▶ **Activity**
Go through the material below and return each line with the string "DUPLEX" in it.

▶ **Dataset**

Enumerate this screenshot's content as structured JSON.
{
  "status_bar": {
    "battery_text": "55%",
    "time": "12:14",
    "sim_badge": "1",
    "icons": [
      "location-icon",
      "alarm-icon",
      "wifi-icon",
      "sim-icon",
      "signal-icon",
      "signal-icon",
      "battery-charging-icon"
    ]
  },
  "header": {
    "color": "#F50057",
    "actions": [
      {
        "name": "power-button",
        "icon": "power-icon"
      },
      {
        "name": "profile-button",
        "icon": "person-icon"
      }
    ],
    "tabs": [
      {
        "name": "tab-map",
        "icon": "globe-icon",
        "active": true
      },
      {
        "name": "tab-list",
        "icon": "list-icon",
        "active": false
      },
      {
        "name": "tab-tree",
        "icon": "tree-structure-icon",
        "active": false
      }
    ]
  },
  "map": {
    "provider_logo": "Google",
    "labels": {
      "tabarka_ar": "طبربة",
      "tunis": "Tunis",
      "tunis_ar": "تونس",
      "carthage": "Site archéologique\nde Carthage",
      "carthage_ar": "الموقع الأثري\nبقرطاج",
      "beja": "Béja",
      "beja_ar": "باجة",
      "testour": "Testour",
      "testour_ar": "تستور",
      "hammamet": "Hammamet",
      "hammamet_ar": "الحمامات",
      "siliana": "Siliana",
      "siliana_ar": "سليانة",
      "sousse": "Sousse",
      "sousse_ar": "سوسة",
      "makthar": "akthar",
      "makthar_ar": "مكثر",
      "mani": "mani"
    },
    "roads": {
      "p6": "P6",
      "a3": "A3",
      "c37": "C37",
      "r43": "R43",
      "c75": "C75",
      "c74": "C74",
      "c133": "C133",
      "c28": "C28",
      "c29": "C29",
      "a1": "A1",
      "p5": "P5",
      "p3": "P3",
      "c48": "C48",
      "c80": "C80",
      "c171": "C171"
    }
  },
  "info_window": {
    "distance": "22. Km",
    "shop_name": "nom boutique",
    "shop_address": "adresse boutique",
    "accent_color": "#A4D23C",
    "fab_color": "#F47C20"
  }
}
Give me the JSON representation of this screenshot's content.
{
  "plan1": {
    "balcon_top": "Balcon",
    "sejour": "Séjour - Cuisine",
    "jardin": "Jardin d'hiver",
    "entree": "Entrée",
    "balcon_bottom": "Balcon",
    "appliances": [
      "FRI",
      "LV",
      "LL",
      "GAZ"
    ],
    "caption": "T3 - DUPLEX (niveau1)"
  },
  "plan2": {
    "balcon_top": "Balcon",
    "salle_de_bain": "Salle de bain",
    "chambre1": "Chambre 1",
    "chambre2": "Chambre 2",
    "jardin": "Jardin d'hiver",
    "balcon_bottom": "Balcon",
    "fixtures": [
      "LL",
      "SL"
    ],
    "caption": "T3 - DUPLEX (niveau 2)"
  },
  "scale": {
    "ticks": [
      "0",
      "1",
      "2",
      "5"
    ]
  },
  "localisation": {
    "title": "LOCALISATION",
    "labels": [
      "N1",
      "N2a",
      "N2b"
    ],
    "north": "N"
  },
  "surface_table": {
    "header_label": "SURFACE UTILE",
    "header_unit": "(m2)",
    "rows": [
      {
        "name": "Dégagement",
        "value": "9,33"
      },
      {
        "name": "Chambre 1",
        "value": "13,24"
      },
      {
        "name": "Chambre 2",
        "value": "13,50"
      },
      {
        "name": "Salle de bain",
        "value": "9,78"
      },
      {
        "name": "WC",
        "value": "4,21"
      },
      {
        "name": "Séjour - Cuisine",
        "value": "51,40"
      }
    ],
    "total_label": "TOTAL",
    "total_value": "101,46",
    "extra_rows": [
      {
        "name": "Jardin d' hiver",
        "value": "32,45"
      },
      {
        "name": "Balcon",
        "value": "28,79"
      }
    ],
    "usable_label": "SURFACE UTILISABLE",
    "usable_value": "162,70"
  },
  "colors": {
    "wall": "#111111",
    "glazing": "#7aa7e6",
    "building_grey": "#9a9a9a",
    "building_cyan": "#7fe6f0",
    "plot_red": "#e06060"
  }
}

▶ **Task answer**
    "caption": "T3 - DUPLEX (niveau1)"
    "caption": "T3 - DUPLEX (niveau 2)"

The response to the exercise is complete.